Parson dismissed this concern by pointing out research study revealing that individuals are actually more most likely to support cutting emissions after learning more about solar geoengineering, because, he stated, “They do not see it as a get out of jail totally free card. They see it as a signal of alarm.” This may be the case, however popular opinion is difficult to measure, and other research recommends that solar engineering might fuel lethargy. More notably, public viewpoint is malleable, argued Parson’s debate challenger Clive Hamilton, a teacher of public ethics at Charles Sturt University.

” Let me inform you about my worst nightmare. It’s an extremely short one. And that is that Rupert Murdoch enjoys this argument and states, ‘This sounds like an excellent concept,’ and he sends out a tweet out and his … editors around the globe say, ‘Rupert has spoken. We now support geoengineering’ … They say, ‘Screw cutting emissions. We’re going to install a solar guard.’ Then, we’re actually in problem,” Hamilton stated.

There is likewise the more powerful issue about how solar geoengineering would shape geopolitics. Keith and Parson were positive that world leaders might manage its use through a “UN-style worldwide institution,” regardless of the truth that decades of diplomatic wrangling on environment change have yielded little significant cooperation. Hamilton and his dispute ally, Anjali Viswamohanan, a Chevening scholar at the Blavatnik School of Federal Government at Oxford University, were more hesitant. “Without total international scientific and political cooperation, there are high opportunities of misuse of solar geoengineering,” Viswamohanan stated.

Hamilton painted a bleak image of how quickly solar geoengineering could weaken global stability. “Who would you depend have their hand on the global thermostat? That is the power to turn the Earth’s temperature level up a bit, down a bit, up a bit more, down a bit more, to alter the weather condition in manner ins which may benefit Chinese people at the expense of Indian individuals, Americans at the expenditure of Africans. Who should decide?” he stated. “Should the Kremlin make the choice? Should the Politburo of the Chinese Communist Celebration make the choice? Should Donald Trump make the choice? Could we expect to see a tweet one morning, ‘Hey, this heat wave down at Mar-a-Lago is leaving control, so I have advised the U.S. climate regulatory authority to turn it down.'”
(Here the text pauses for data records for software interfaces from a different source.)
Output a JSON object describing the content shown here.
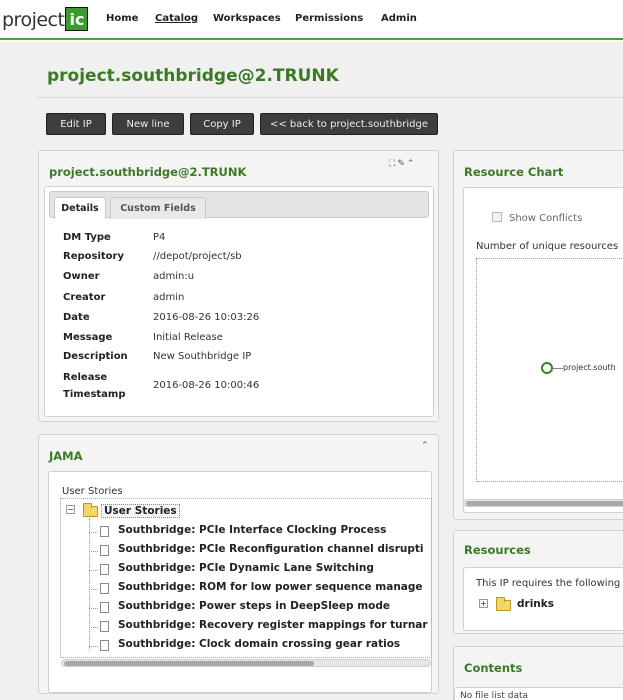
{
  "app": {
    "logo_text": "project",
    "logo_badge": "ic"
  },
  "nav": {
    "items": [
      "Home",
      "Catalog",
      "Workspaces",
      "Permissions",
      "Admin"
    ],
    "active": "Catalog"
  },
  "page": {
    "title": "project.southbridge@2.TRUNK"
  },
  "toolbar": {
    "buttons": [
      "Edit IP",
      "New line",
      "Copy IP",
      "<< back to project.southbridge"
    ]
  },
  "details_panel": {
    "title": "project.southbridge@2.TRUNK",
    "tabs": [
      "Details",
      "Custom Fields"
    ],
    "selected_tab": "Details",
    "properties": [
      {
        "label": "DM Type",
        "value": "P4"
      },
      {
        "label": "Repository",
        "value": "//depot/project/sb"
      },
      {
        "label": "Owner",
        "value": "admin:u"
      },
      {
        "label": "Creator",
        "value": "admin"
      },
      {
        "label": "Date",
        "value": "2016-08-26 10:03:26"
      },
      {
        "label": "Message",
        "value": "Initial Release"
      },
      {
        "label": "Description",
        "value": "New Southbridge IP"
      },
      {
        "label": "Release Timestamp",
        "value": "2016-08-26 10:00:46"
      }
    ],
    "release_label_line1": "Release",
    "release_label_line2": "Timestamp"
  },
  "jama_panel": {
    "title": "JAMA",
    "section_label": "User Stories",
    "root_node": "User Stories",
    "stories": [
      "Southbridge: PCIe Interface Clocking Process",
      "Southbridge: PCIe Reconfiguration channel disrupti",
      "Southbridge: PCIe Dynamic Lane Switching",
      "Southbridge: ROM for low power sequence manage",
      "Southbridge: Power steps in DeepSleep mode",
      "Southbridge: Recovery register mappings for turnar",
      "Southbridge: Clock domain crossing gear ratios"
    ]
  },
  "resource_chart": {
    "title": "Resource Chart",
    "show_conflicts_label": "Show Conflicts",
    "show_conflicts_checked": false,
    "caption": "Number of unique resources",
    "node_label": "project.south"
  },
  "resources_panel": {
    "title": "Resources",
    "text": "This IP requires the following",
    "item": "drinks"
  },
  "contents_panel": {
    "title": "Contents",
    "text": "No file list data"
  }
}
Solar geoengineering promises to upset global stability by developing winners and losers. “Think about it from the point of view of the peasant farmer in Pakistan,” he said. “The rains have stopped working. Individuals are beginning to go hungry. You understand that somebody, somewhere on the planet is messing with the climate system– it’s not an act of God. And a political stirrer occurs and tells you that America, the excellent Satan, is tinkering your environment. You’ve got an enormous political issue.”

At the end of the night, the audience was asked to choose between 2 ultimately unsatisfying arguments. Challengers of solar engineering wish to avoid a geopolitical problem by halting clinical research, which is unlikely to take place. Champions of the innovation think it might be used without occurrence, a similarly implausible result. The latter side won the night, but they certainly did not end the dispute.
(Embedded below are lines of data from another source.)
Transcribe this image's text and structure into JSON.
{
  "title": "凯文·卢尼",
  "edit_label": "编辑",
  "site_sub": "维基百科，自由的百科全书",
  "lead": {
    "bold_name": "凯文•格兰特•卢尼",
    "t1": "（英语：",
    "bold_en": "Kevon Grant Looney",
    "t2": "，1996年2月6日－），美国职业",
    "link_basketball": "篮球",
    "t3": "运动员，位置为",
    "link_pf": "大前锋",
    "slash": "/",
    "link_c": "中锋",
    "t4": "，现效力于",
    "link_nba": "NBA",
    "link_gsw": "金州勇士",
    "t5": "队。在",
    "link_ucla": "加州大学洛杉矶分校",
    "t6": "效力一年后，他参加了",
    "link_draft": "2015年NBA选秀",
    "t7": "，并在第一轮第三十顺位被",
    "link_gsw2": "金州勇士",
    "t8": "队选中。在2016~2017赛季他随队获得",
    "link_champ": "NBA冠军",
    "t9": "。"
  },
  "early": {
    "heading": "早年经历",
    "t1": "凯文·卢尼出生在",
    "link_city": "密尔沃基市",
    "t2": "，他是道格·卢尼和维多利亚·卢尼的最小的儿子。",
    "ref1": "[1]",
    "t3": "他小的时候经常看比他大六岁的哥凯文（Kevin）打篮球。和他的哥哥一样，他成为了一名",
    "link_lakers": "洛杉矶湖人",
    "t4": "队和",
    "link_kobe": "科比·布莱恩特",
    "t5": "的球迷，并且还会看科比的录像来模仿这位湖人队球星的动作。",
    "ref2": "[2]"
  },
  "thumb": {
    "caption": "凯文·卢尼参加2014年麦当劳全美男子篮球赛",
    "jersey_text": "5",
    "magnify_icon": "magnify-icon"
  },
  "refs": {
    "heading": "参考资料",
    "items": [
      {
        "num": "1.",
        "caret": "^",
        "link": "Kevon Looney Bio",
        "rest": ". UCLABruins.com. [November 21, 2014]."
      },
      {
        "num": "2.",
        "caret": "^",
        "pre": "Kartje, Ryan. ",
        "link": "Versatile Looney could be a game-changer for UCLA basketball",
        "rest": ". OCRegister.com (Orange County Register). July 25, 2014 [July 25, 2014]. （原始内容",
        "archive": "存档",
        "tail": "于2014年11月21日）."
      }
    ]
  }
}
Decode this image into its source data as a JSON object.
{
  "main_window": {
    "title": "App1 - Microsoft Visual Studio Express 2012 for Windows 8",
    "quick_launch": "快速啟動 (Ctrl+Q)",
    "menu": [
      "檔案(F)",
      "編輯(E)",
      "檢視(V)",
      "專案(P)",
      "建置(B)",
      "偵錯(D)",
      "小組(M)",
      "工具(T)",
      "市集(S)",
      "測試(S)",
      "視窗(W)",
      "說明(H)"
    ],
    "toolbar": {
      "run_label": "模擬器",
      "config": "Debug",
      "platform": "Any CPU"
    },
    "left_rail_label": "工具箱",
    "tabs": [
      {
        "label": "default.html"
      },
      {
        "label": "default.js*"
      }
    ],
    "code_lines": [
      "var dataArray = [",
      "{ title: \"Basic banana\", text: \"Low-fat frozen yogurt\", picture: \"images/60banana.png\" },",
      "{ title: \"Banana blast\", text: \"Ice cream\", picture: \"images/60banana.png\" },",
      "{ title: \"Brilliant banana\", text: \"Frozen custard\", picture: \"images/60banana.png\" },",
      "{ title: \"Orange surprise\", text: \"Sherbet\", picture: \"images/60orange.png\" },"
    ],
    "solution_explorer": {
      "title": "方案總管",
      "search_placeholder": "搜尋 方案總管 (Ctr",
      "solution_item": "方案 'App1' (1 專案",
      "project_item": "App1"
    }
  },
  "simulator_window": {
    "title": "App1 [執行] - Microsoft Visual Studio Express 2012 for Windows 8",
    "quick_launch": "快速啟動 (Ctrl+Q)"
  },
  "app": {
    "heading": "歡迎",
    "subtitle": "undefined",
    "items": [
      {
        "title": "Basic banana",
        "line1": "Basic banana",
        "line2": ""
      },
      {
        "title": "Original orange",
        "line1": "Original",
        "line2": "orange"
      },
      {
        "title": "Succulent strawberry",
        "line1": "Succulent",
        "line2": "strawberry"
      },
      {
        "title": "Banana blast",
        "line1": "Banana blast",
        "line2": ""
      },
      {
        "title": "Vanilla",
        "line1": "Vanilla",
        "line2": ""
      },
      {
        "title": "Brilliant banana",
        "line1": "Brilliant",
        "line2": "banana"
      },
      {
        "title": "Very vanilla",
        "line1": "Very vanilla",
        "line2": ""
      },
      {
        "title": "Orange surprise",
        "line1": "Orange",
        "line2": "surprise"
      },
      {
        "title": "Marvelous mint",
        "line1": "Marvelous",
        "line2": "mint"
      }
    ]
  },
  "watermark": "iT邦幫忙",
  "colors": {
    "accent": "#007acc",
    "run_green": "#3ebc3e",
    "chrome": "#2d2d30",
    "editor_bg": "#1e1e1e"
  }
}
Solar geoengineering is so risky regarding be unthinkable. And yet, the scenario is so dire that it feels nearly inescapable. Experts will likely argue about the concept without resolution for many years to come. If there is one conclusion to be drawn from the debate, it’s that when Strategy B is looks this bad, the just excellent option is Strategy A.


Jeremy Deaton composes for Nexus Media, a syndicated newswire covering environment, energy, policy, art, and culture. You can follow him @deaton_jeremy Josh Landis contributed to this report.

Correction: We’ve upgraded this short article with Anjali Viswamohanan’s correct title.